Polar Bears Are Transparent And Other Arctic Wildlife Facts
One of the main reasons why people venture into the Polar Regions is to see some of its fascinating inhabitants. Although the many indigenous communities that live here are remarkable, we’re referring to the wildlife which prowls, swims and swoops throughout these extreme landscapes.
Just catching a fleeting glimpse of a polar bear on the hunt for its prey or a whale breaking the water’s surface with its gigantic tale is enough to enhance your trip tenfold. Your expert guides will know the best places to experience these sightings so you’ll know you are in good hands. And the eagle-eyed captains will always be looking out for those unexpected encounters and alerting you via the PA system.
Here are some interesting Arctic animal facts to whet your appetite.
As we alluded to in the title, polar bears are not actually white. Instead, their fur is transparent and only appears to us in this way because it reflects natural light. This makes for a very effective camouflage.
A narwhal’s tusk is actually one of its teeth. Unlike our teeth, though, it is soft on the outside and hard in the middle, making it both strong and flexible.
Reindeers have evolved to develop a way of counteracting a polar bear’s stealth hunting tactics. They can see in ultra-violet light, meaning the bear can be spotted in time to make a quick getaway.
If you see a beluga whale that is not white then it is likely to be a calf. Young belugas are born grey and slowly fade to a white colour as they age. Males reach their permanent colour after nine years, whilst females reach this by the time they are seven.
Arctic foxes have a member of their group who is the designated nanny. During the summer months, they will roam in packs of one male, two females and the newly born kits. Whilst one female is mother to the kits, the second doesn’t breed and helps rear the young.

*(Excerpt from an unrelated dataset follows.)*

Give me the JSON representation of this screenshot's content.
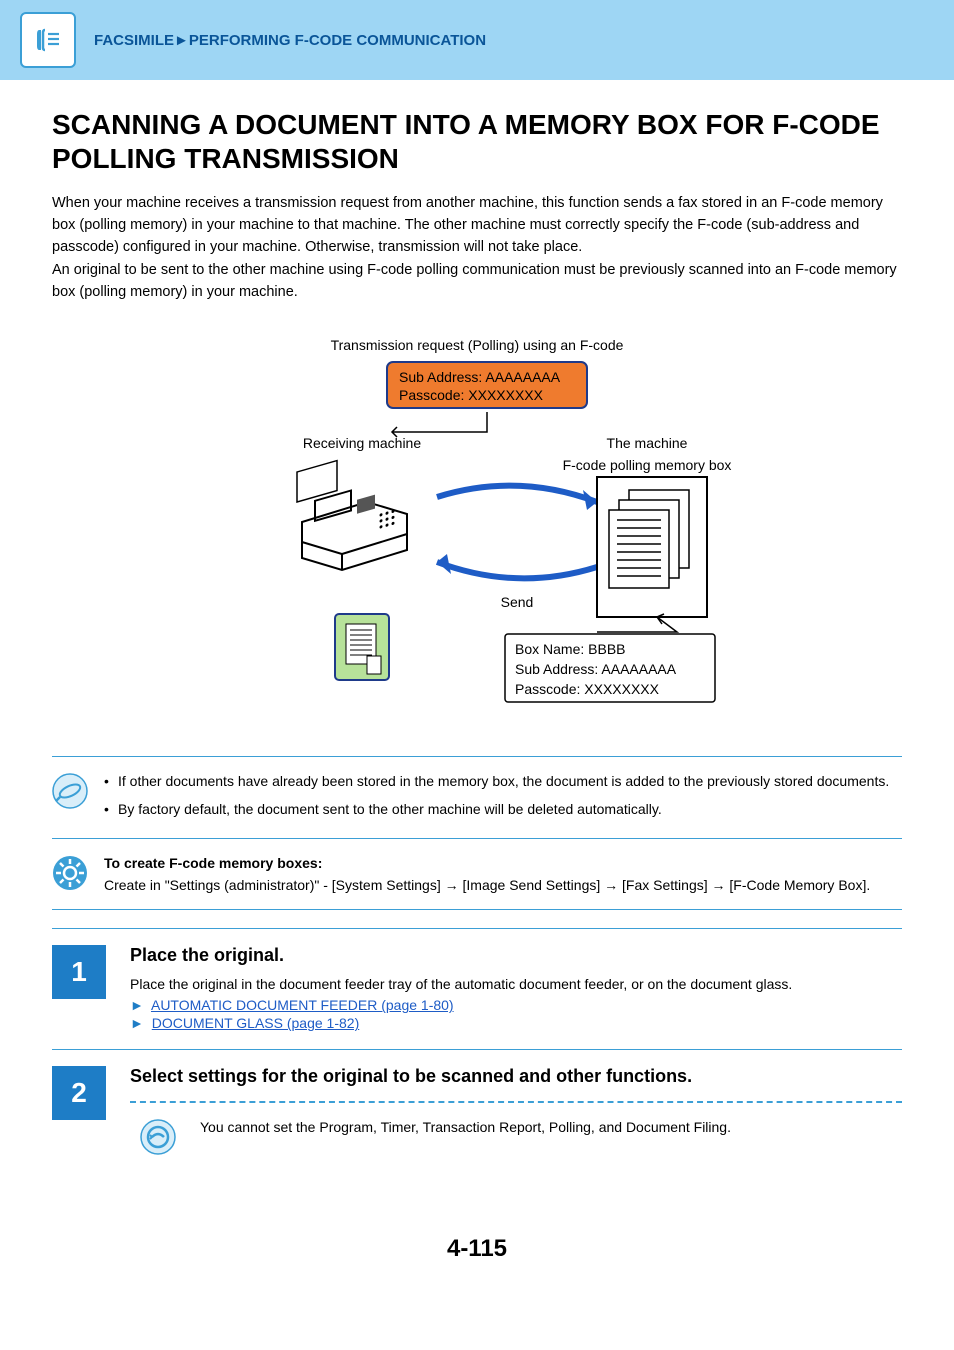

Like penguins, puffins make use of countershading. The black colour on the top half of their bodies means they are hard to distinguish from the dark water when looking from above, and the white on their lower body makes them hard to spot when predators are looking up at them from underwater.

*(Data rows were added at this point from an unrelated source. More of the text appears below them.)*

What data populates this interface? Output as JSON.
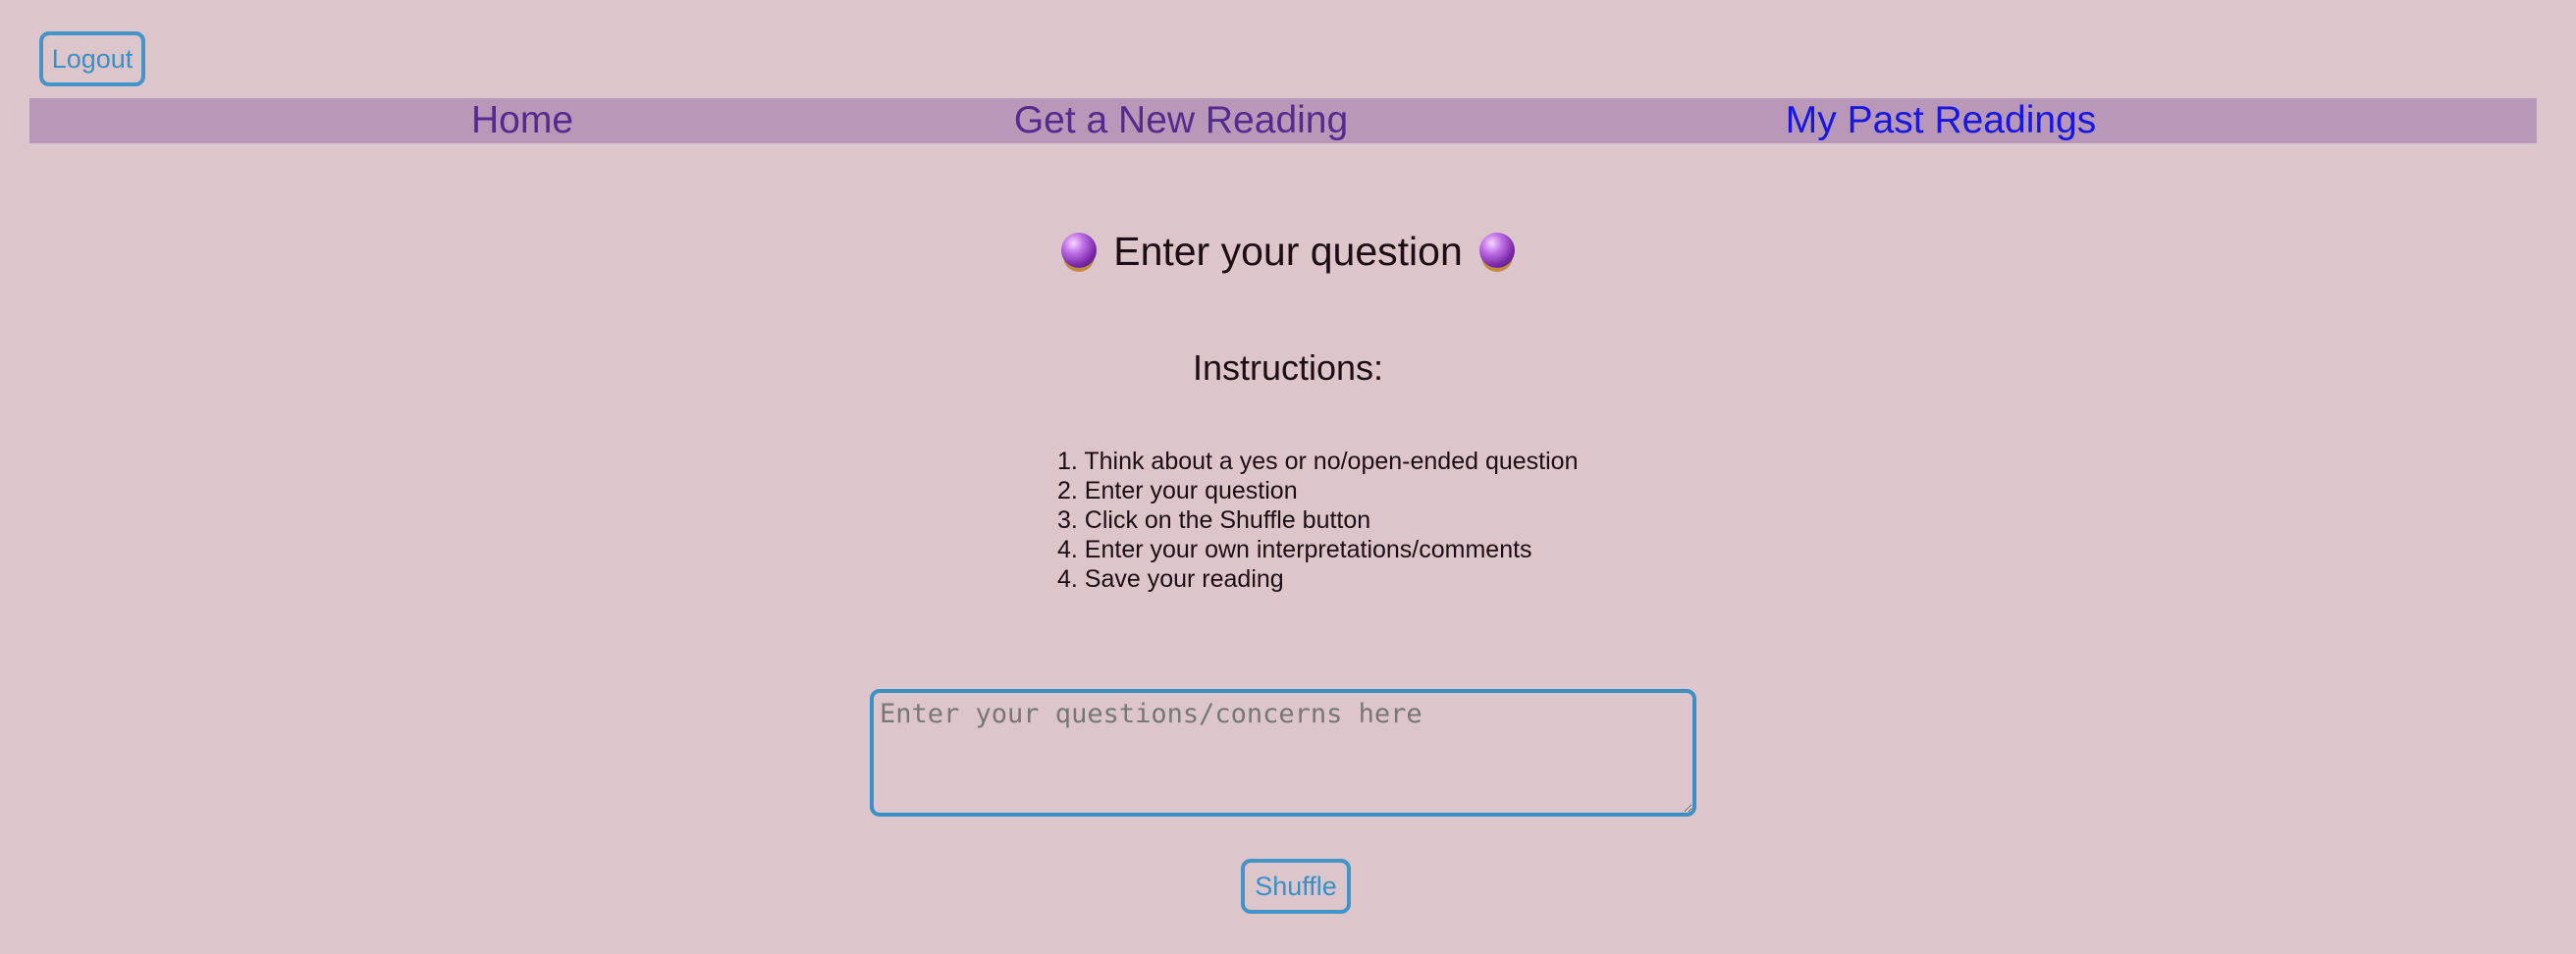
{
  "auth": {
    "logout_label": "Logout"
  },
  "nav": {
    "items": [
      {
        "label": "Home",
        "color": "#552a8f"
      },
      {
        "label": "Get a New Reading",
        "color": "#552a8f"
      },
      {
        "label": "My Past Readings",
        "color": "#1717e3"
      }
    ]
  },
  "main": {
    "title": "Enter your question",
    "title_icon": "crystal-ball-icon",
    "instructions_heading": "Instructions:",
    "steps": [
      "1. Think about a yes or no/open-ended question",
      "2. Enter your question",
      "3. Click on the Shuffle button",
      "4. Enter your own interpretations/comments",
      "4. Save your reading"
    ],
    "question_input": {
      "placeholder": "Enter your questions/concerns here",
      "value": ""
    },
    "shuffle_label": "Shuffle"
  },
  "colors": {
    "background": "#dcc5cb",
    "navbar": "#b997b8",
    "accent_border": "#4394c9"
  }
}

You will only ever see a narwhal in the wild as there isn’t a single one living in the zoos, aquariums or any other captive places around the world.
Reindeer are the only species of deer where the females also grow antlers. Whilst the males shed theirs in the winter and spring, females don’t lose theirs until the summer months.
Seal pups and their mothers recognise each other through a unique call. Recent research has shown that pups can still remember their mother’s call after four years of separation.
Muskoxen were around during the Ice Age and once walked the Arctic plains alongside such extinct beasts as woolly mammoths and sabre tooth tigers. Their fur, known as qiviut, is also used to make the most luxurious garments in the world.
If you would like to put your new knowledge to the test and see some of these fascinating animals in the wild. Call us today to set the ball rolling on your next great adventure.